Global warming presents nations with difficult choices between immediate and long-term interests, domestic and international priorities. China’s stance on climate change is formed by its policymakers’ awareness of all of these factors, and their judgements on the national interest.

Two-level game theory, a mode of analysis that originated in the United States, stresses the dual pressures – domestic and international – on policymakers. In this mode of analysis, the interaction of the two pressures must be used to understand a country’s behaviour at the negotiating table. This is helpful in explaining the American model of policy-making (academics warn that it may be less valuable in analysing other political systems). As a simple example, consider the Clinton administration, which signed the Kyoto Protocol under international pressure. The Bush administration then refused to ratify it, under pressure from domestic interest groups.

When it comes to climate change, domestic policymakers need to take two types of interest group into account: government departments and interest groups – from business and civil society. China’s domestic policymaking on climate is very different from that of the US. In China, policy is decided by a cross-departmental body, the National Coordination Committee on Climate Change. Its negotiation team is led by the National Development and Reform Commission – the country’s top economic planner – and the Ministry of Foreign Affairs. Delegates are largely drawn from the members of the coordination committee and – to a lesser extent – from the academies. NGOs, local government and business have only limited participation. China’s leaders are concerned about climate change, but they do not yet have a position of leadership when it comes to international policy. Differing departments have similar interests, and the top-down decision-making model means there are few disagreements between policymakers. For China, the climate-change issue is a diplomatic one, and negotiators have real power to make decisions.
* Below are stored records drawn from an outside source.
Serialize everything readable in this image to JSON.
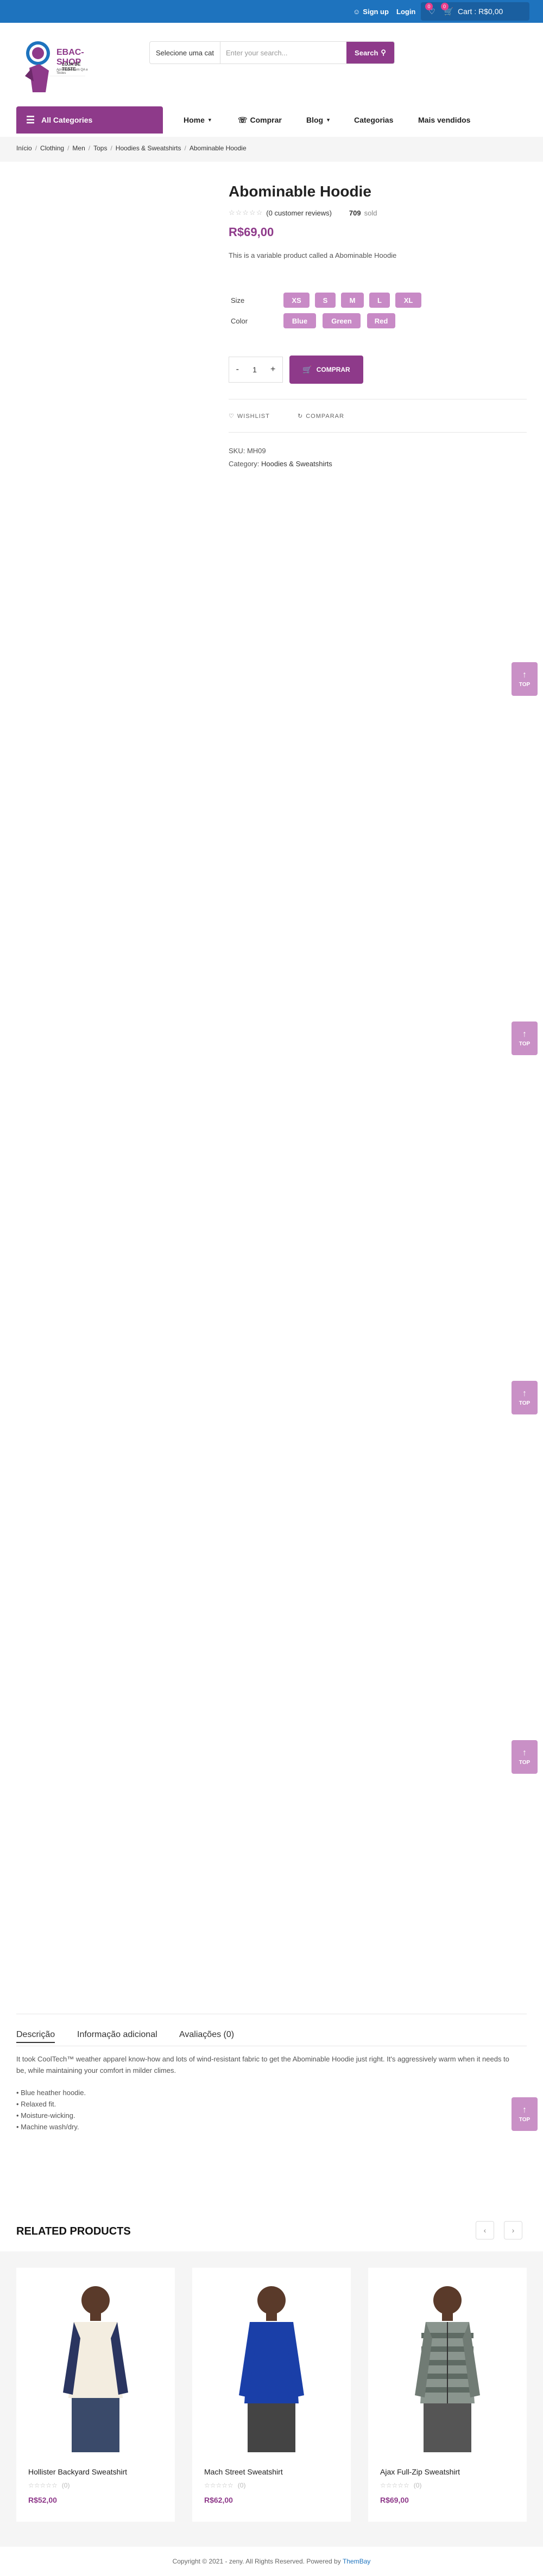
{
  "topbar": {
    "signup": "Sign up",
    "login": "Login",
    "cart": "Cart : R$0,00",
    "wishlist_count": "0",
    "cart_count": "0"
  },
  "logo": {
    "title": "EBAC-SHOP",
    "subtitle": "LOJA DE TESTE",
    "tagline": "Aprendendo em QA e Testes"
  },
  "search": {
    "category": "Selecione uma cat",
    "placeholder": "Enter your search...",
    "button": "Search"
  },
  "nav": {
    "all_categories": "All Categories",
    "items": [
      "Home",
      "Comprar",
      "Blog",
      "Categorias",
      "Mais vendidos"
    ]
  },
  "breadcrumb": [
    "Início",
    "Clothing",
    "Men",
    "Tops",
    "Hoodies & Sweatshirts",
    "Abominable Hoodie"
  ],
  "product": {
    "title": "Abominable Hoodie",
    "reviews": "(0 customer reviews)",
    "sold_count": "709",
    "sold_label": "sold",
    "price": "R$69,00",
    "short_description": "This is a variable product called a Abominable Hoodie",
    "size_label": "Size",
    "sizes": [
      "XS",
      "S",
      "M",
      "L",
      "XL"
    ],
    "color_label": "Color",
    "colors": [
      "Blue",
      "Green",
      "Red"
    ],
    "qty": "1",
    "buy_label": "COMPRAR",
    "wishlist": "WISHLIST",
    "compare": "COMPARAR",
    "sku_label": "SKU:",
    "sku": "MH09",
    "category_label": "Category:",
    "category": "Hoodies & Sweatshirts"
  },
  "top_label": "TOP",
  "tabs": [
    "Descrição",
    "Informação adicional",
    "Avaliações (0)"
  ],
  "description": {
    "paragraph": "It took CoolTech™ weather apparel know-how and lots of wind-resistant fabric to get the Abominable Hoodie just right. It's aggressively warm when it needs to be, while maintaining your comfort in milder climes.",
    "bullets": [
      "• Blue heather hoodie.",
      "• Relaxed fit.",
      "• Moisture-wicking.",
      "• Machine wash/dry."
    ]
  },
  "related": {
    "title": "RELATED PRODUCTS",
    "items": [
      {
        "name": "Hollister Backyard Sweatshirt",
        "reviews": "(0)",
        "price": "R$52,00"
      },
      {
        "name": "Mach Street Sweatshirt",
        "reviews": "(0)",
        "price": "R$62,00"
      },
      {
        "name": "Ajax Full-Zip Sweatshirt",
        "reviews": "(0)",
        "price": "R$69,00"
      }
    ]
  },
  "footer": {
    "text": "Copyright © 2021 - zeny. All Rights Reserved. Powered by",
    "link": "ThemBay"
  },
  "colors": {
    "primary": "#8e3a8a",
    "swatch": "#c88ac6",
    "topbar": "#1e73be"
  }
}
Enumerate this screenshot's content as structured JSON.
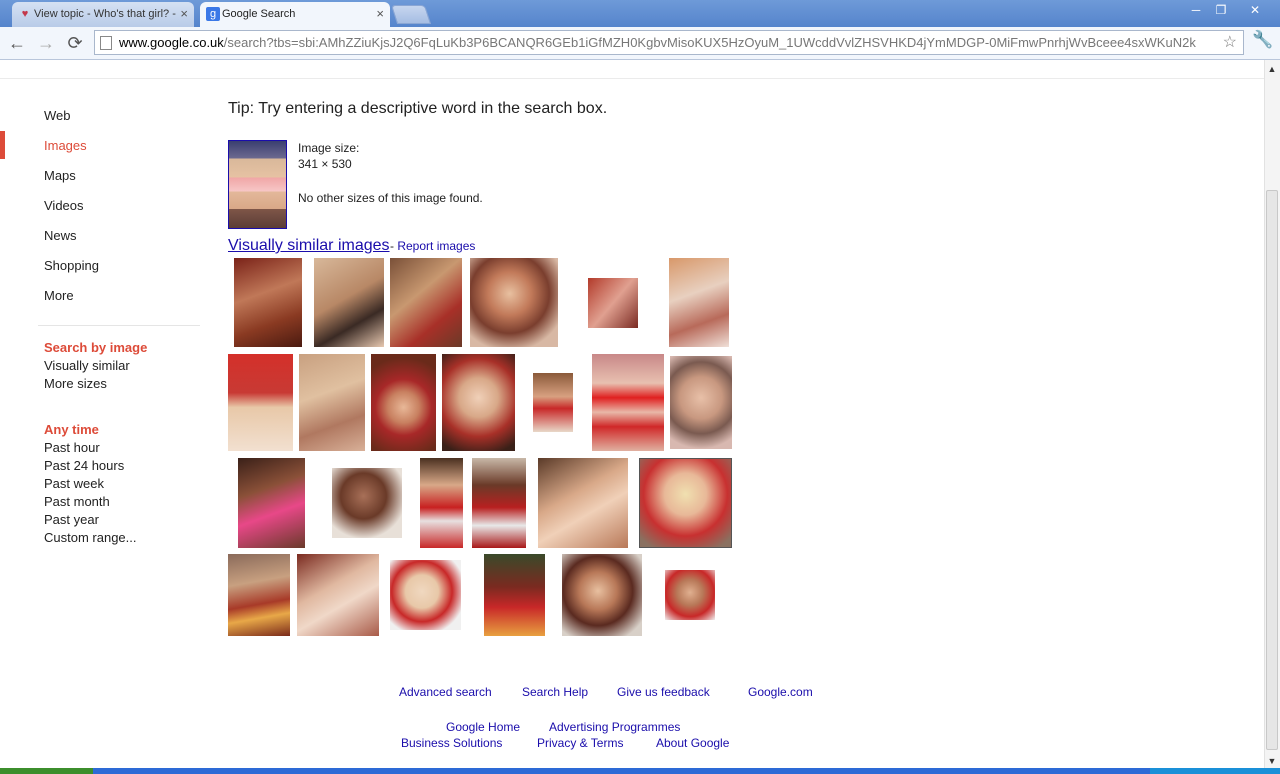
{
  "browser": {
    "tabs": [
      {
        "title": "View topic - Who's that girl? -",
        "active": false,
        "icon": "heart-favicon"
      },
      {
        "title": "Google Search",
        "active": true,
        "icon": "google-favicon"
      }
    ],
    "url_host": "www.google.co.uk",
    "url_path": "/search?tbs=sbi:AMhZZiuKjsJ2Q6FqLuKb3P6BCANQR6GEb1iGfMZH0KgbvMisoKUX5HzOyuM_1UWcddVvlZHSVHKD4jYmMDGP-0MiFmwPnrhjWvBceee4sxWKuN2k",
    "win_min": "─",
    "win_max": "❐",
    "win_close": "✕",
    "back": "←",
    "forward": "→",
    "reload": "⟳",
    "star": "☆",
    "wrench": "🔧"
  },
  "nav": {
    "items": [
      {
        "label": "Web",
        "selected": false
      },
      {
        "label": "Images",
        "selected": true
      },
      {
        "label": "Maps",
        "selected": false
      },
      {
        "label": "Videos",
        "selected": false
      },
      {
        "label": "News",
        "selected": false
      },
      {
        "label": "Shopping",
        "selected": false
      },
      {
        "label": "More",
        "selected": false
      }
    ]
  },
  "search_by_image": {
    "heading": "Search by image",
    "items": [
      "Visually similar",
      "More sizes"
    ]
  },
  "time_filter": {
    "heading": "Any time",
    "items": [
      "Past hour",
      "Past 24 hours",
      "Past week",
      "Past month",
      "Past year",
      "Custom range..."
    ]
  },
  "main": {
    "tip": "Tip: Try entering a descriptive word in the search box.",
    "image_size_label": "Image size:",
    "image_size_value": "341 × 530",
    "no_other_sizes": "No other sizes of this image found.",
    "similar_link": "Visually similar images",
    "report_sep": " - ",
    "report_link": "Report images"
  },
  "footer": {
    "row1": [
      "Advanced search",
      "Search Help",
      "Give us feedback",
      "Google.com"
    ],
    "row2": [
      "Google Home",
      "Advertising Programmes"
    ],
    "row3": [
      "Business Solutions",
      "Privacy & Terms",
      "About Google"
    ]
  },
  "colors": {
    "accent_red": "#dd4b39",
    "link_blue": "#1a0dab",
    "chrome_blue": "#5584cc"
  }
}
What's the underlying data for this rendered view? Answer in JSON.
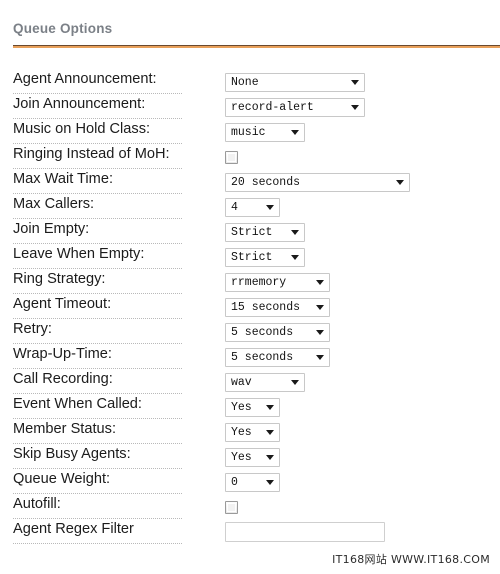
{
  "panel": {
    "title": "Queue Options",
    "accent_color": "#e8a05a",
    "title_color": "#7b8087"
  },
  "rows": [
    {
      "label": "Agent Announcement:",
      "control": "select",
      "value": "None",
      "width": "w-xl"
    },
    {
      "label": "Join Announcement:",
      "control": "select",
      "value": "record-alert",
      "width": "w-xl"
    },
    {
      "label": "Music on Hold Class:",
      "control": "select",
      "value": "music",
      "width": "w-md"
    },
    {
      "label": "Ringing Instead of MoH:",
      "control": "checkbox",
      "value": "",
      "width": ""
    },
    {
      "label": "Max Wait Time:",
      "control": "select",
      "value": "20 seconds",
      "width": "w-xxl"
    },
    {
      "label": "Max Callers:",
      "control": "select",
      "value": "4",
      "width": "w-sm"
    },
    {
      "label": "Join Empty:",
      "control": "select",
      "value": "Strict",
      "width": "w-md"
    },
    {
      "label": "Leave When Empty:",
      "control": "select",
      "value": "Strict",
      "width": "w-md"
    },
    {
      "label": "Ring Strategy:",
      "control": "select",
      "value": "rrmemory",
      "width": "w-lg"
    },
    {
      "label": "Agent Timeout:",
      "control": "select",
      "value": "15 seconds",
      "width": "w-lg"
    },
    {
      "label": "Retry:",
      "control": "select",
      "value": "5 seconds",
      "width": "w-lg"
    },
    {
      "label": "Wrap-Up-Time:",
      "control": "select",
      "value": "5 seconds",
      "width": "w-lg"
    },
    {
      "label": "Call Recording:",
      "control": "select",
      "value": "wav",
      "width": "w-md"
    },
    {
      "label": "Event When Called:",
      "control": "select",
      "value": "Yes",
      "width": "w-sm"
    },
    {
      "label": "Member Status:",
      "control": "select",
      "value": "Yes",
      "width": "w-sm"
    },
    {
      "label": "Skip Busy Agents:",
      "control": "select",
      "value": "Yes",
      "width": "w-sm"
    },
    {
      "label": "Queue Weight:",
      "control": "select",
      "value": "0",
      "width": "w-sm"
    },
    {
      "label": "Autofill:",
      "control": "checkbox",
      "value": "",
      "width": ""
    },
    {
      "label": "Agent Regex Filter",
      "control": "text",
      "value": "",
      "width": ""
    }
  ],
  "watermark": {
    "text": "IT168网站 WWW.IT168.COM"
  }
}
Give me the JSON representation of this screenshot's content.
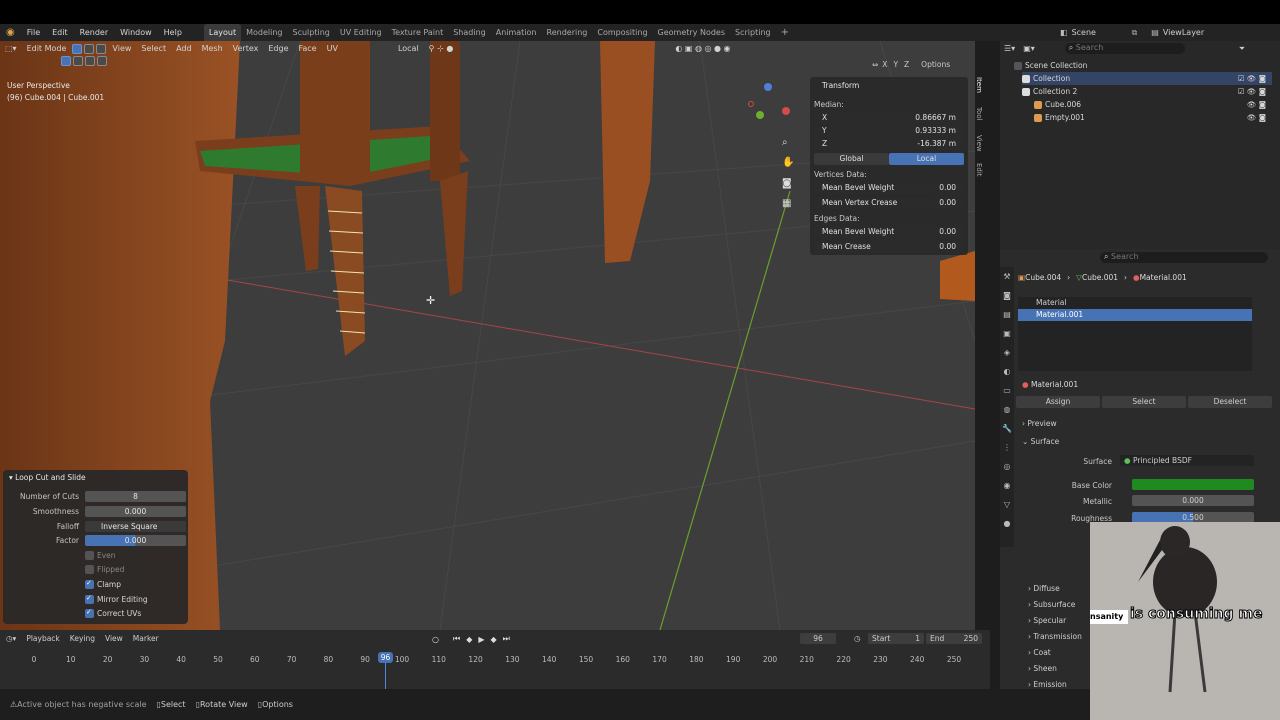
{
  "menu": [
    "File",
    "Edit",
    "Render",
    "Window",
    "Help"
  ],
  "workspaces": [
    "Layout",
    "Modeling",
    "Sculpting",
    "UV Editing",
    "Texture Paint",
    "Shading",
    "Animation",
    "Rendering",
    "Compositing",
    "Geometry Nodes",
    "Scripting"
  ],
  "active_workspace": "Layout",
  "scene_name": "Scene",
  "view_layer": "ViewLayer",
  "viewport_header": {
    "mode": "Edit Mode",
    "menus": [
      "View",
      "Select",
      "Add",
      "Mesh",
      "Vertex",
      "Edge",
      "Face",
      "UV"
    ],
    "orientation": "Local",
    "axes": [
      "X",
      "Y",
      "Z"
    ],
    "options": "Options"
  },
  "viewport_overlay": {
    "perspective": "User Perspective",
    "object_info": "(96) Cube.004 | Cube.001"
  },
  "npanel": {
    "title": "Transform",
    "median": "Median:",
    "x_label": "X",
    "x_val": "0.86667 m",
    "y_label": "Y",
    "y_val": "0.93333 m",
    "z_label": "Z",
    "z_val": "-16.387 m",
    "global": "Global",
    "local": "Local",
    "vertices_data": "Vertices Data:",
    "mean_bevel_weight": "Mean Bevel Weight",
    "mbw_val": "0.00",
    "mean_vertex_crease": "Mean Vertex Crease",
    "mvc_val": "0.00",
    "edges_data": "Edges Data:",
    "mean_bevel_weight_2": "Mean Bevel Weight",
    "mbw2_val": "0.00",
    "mean_crease": "Mean Crease",
    "mc_val": "0.00",
    "tabs": [
      "Item",
      "Tool",
      "View",
      "Edit"
    ]
  },
  "operator_panel": {
    "title": "Loop Cut and Slide",
    "number_of_cuts_label": "Number of Cuts",
    "number_of_cuts": "8",
    "smoothness_label": "Smoothness",
    "smoothness": "0.000",
    "falloff_label": "Falloff",
    "falloff": "Inverse Square",
    "factor_label": "Factor",
    "factor": "0.000",
    "even": "Even",
    "flipped": "Flipped",
    "clamp": "Clamp",
    "mirror_editing": "Mirror Editing",
    "correct_uvs": "Correct UVs"
  },
  "outliner": {
    "search_placeholder": "Search",
    "scene_collection": "Scene Collection",
    "collection": "Collection",
    "collection2": "Collection 2",
    "cube006": "Cube.006",
    "empty001": "Empty.001"
  },
  "properties": {
    "search_placeholder": "Search",
    "breadcrumb": [
      "Cube.004",
      "Cube.001",
      "Material.001"
    ],
    "slots": [
      "Material",
      "Material.001"
    ],
    "material_name": "Material.001",
    "assign": "Assign",
    "select": "Select",
    "deselect": "Deselect",
    "preview": "Preview",
    "surface_section": "Surface",
    "surface_label": "Surface",
    "surface_value": "Principled BSDF",
    "base_color_label": "Base Color",
    "metallic_label": "Metallic",
    "metallic": "0.000",
    "roughness_label": "Roughness",
    "roughness": "0.500",
    "sections": [
      "Diffuse",
      "Subsurface",
      "Specular",
      "Transmission",
      "Coat",
      "Sheen",
      "Emission"
    ]
  },
  "timeline": {
    "menus": [
      "Playback",
      "Keying",
      "View",
      "Marker"
    ],
    "current_frame": "96",
    "start_label": "Start",
    "start": "1",
    "end_label": "End",
    "end": "250",
    "ticks": [
      "0",
      "10",
      "20",
      "30",
      "40",
      "50",
      "60",
      "70",
      "80",
      "90",
      "100",
      "110",
      "120",
      "130",
      "140",
      "150",
      "160",
      "170",
      "180",
      "190",
      "200",
      "210",
      "220",
      "230",
      "240",
      "250"
    ],
    "playhead": "96"
  },
  "statusbar": {
    "warning": "Active object has negative scale",
    "select": "Select",
    "rotate_view": "Rotate View",
    "options": "Options"
  },
  "webcam_caption": {
    "left": "nsanity",
    "right": "is consuming me"
  },
  "colors": {
    "accent": "#4772b3",
    "base_color": "#1f8a1f",
    "wood": "#8a4a22"
  }
}
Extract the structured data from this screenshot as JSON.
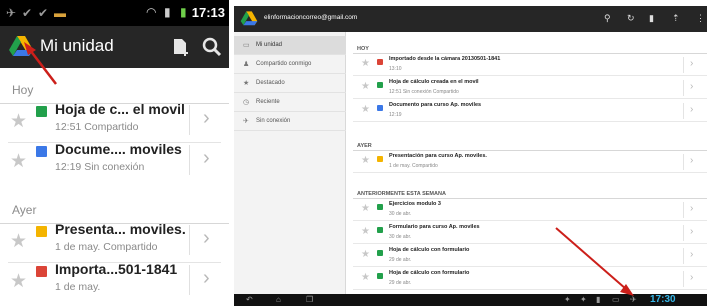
{
  "phone": {
    "status": {
      "time": "17:13"
    },
    "title": "Mi unidad",
    "sections": [
      {
        "label": "Hoy"
      },
      {
        "label": "Ayer"
      }
    ],
    "rows": [
      {
        "title": "Hoja de c... el movil",
        "sub": "12:51  Compartido",
        "icon_color": "#22a04b"
      },
      {
        "title": "Docume.... moviles",
        "sub": "12:19  Sin conexión",
        "icon_color": "#3b78e7"
      },
      {
        "title": "Presenta... moviles.",
        "sub": "1 de may.  Compartido",
        "icon_color": "#f4b400"
      },
      {
        "title": "Importa...501-1841",
        "sub": "1 de may.",
        "icon_color": "#db4437"
      }
    ]
  },
  "tablet": {
    "account": "elinformacioncorreo@gmail.com",
    "sidebar": [
      {
        "label": "Mi unidad",
        "icon": "folder-icon"
      },
      {
        "label": "Compartido conmigo",
        "icon": "people-icon"
      },
      {
        "label": "Destacado",
        "icon": "star-icon"
      },
      {
        "label": "Reciente",
        "icon": "clock-icon"
      },
      {
        "label": "Sin conexión",
        "icon": "pin-icon"
      }
    ],
    "sections": [
      {
        "label": "HOY"
      },
      {
        "label": "AYER"
      },
      {
        "label": "ANTERIORMENTE ESTA SEMANA"
      }
    ],
    "rows": [
      {
        "title": "Importado desde la cámara 20130501-1841",
        "sub": "13:10",
        "icon_color": "#db4437"
      },
      {
        "title": "Hoja de cálculo creada en el movil",
        "sub": "12:51  Sin conexión  Compartido",
        "icon_color": "#22a04b"
      },
      {
        "title": "Documento para curso Ap. moviles",
        "sub": "12:19",
        "icon_color": "#3b78e7"
      },
      {
        "title": "Presentación para curso Ap. moviles.",
        "sub": "1 de may.  Compartido",
        "icon_color": "#f4b400"
      },
      {
        "title": "Ejercicios modulo 3",
        "sub": "30 de abr.",
        "icon_color": "#22a04b"
      },
      {
        "title": "Formulario para curso Ap. moviles",
        "sub": "30 de abr.",
        "icon_color": "#22a04b"
      },
      {
        "title": "Hoja de cálculo con formulario",
        "sub": "29 de abr.",
        "icon_color": "#22a04b"
      },
      {
        "title": "Hoja de cálculo con formulario",
        "sub": "29 de abr.",
        "icon_color": "#22a04b"
      }
    ],
    "navbar": {
      "time": "17:30"
    }
  }
}
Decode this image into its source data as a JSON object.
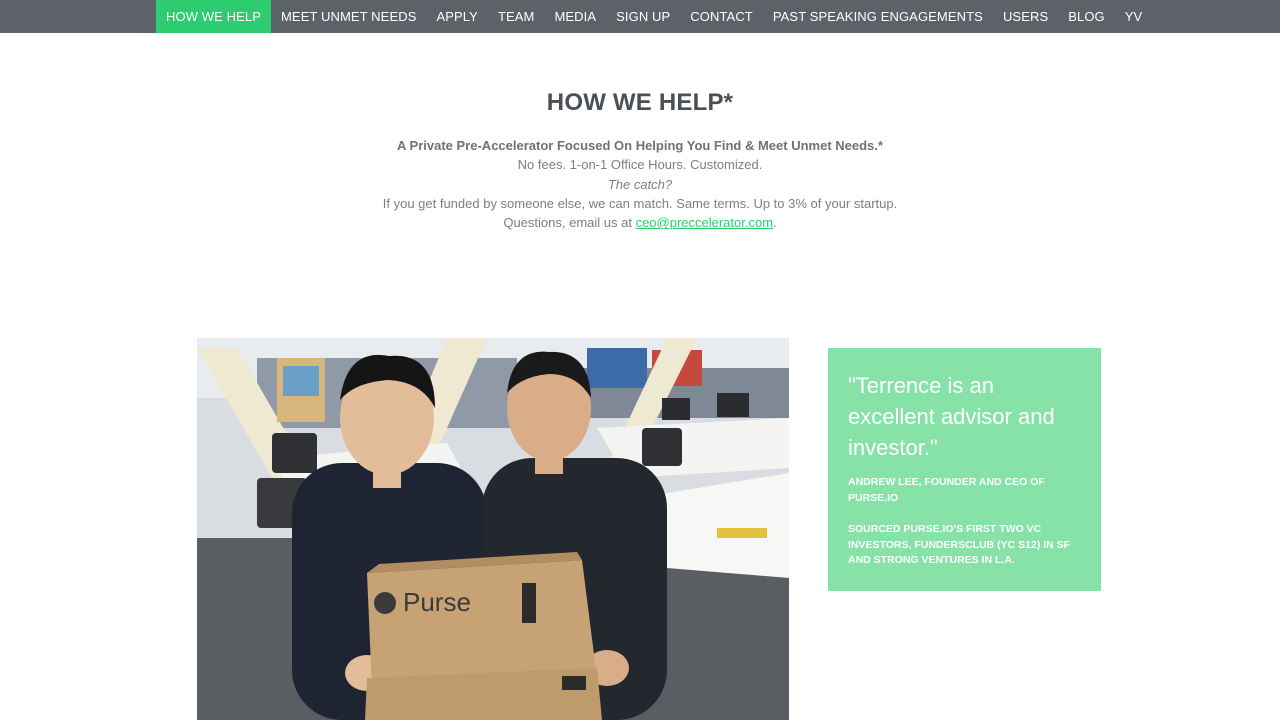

The participation of Chinese social scientists in drafting the first Intergovernmental Panel on Climate Change (IPCC) reports was very limited. A few academics took part independently, but they had no significant influence. Since academics from the developing world are unable to provide their negotiators with powerful scientific backing, they tend, too, to become passive and defensive. For example, although China’s academic and officials often point out that climate change is causing more frequent and fiercer extreme weather events – which have terrible consequences in China – there is no clear position on the danger levels for atmospheric concentrations of greenhouse gases. (The European Union’s target is in line with keeping the temperature rise under 2 degrees Celsius). This is due to the limits of scientific research in China and the lack of overall systematic analysis.  

Before the Kyoto Protocol came into effect, China viewed climate change as a matter of diplomacy. But when the IPCC’s third assessment report was published in 2001, the government realised its value, and China’s academics stepped up their participation in the production of the fourth report. There is still a gap between the rich world and developing countries in scientific research, but climate change is no longer simply seen as merely a diplomatic matter. The rapid economic growth that has occurred since 2001 also means resources and environmental issues have become more acute. Reducing power use and controlling greenhouse gases have become strategic goals in China’s 11th Five Year Plan and at the 17th National Congress of the Communist Party. Although reducing energy use is still given priority over climate-change goals, it can be used to bring domestic development targets and international climate-change goals into line.


Zhuang Guiyang is associate professor and deputy secretary at the Chinese Academy of Social Sciences Sustainable Development Institute. His book, A Low-Carbon Economy: China’s Growth in a Changing Climate, was published last year.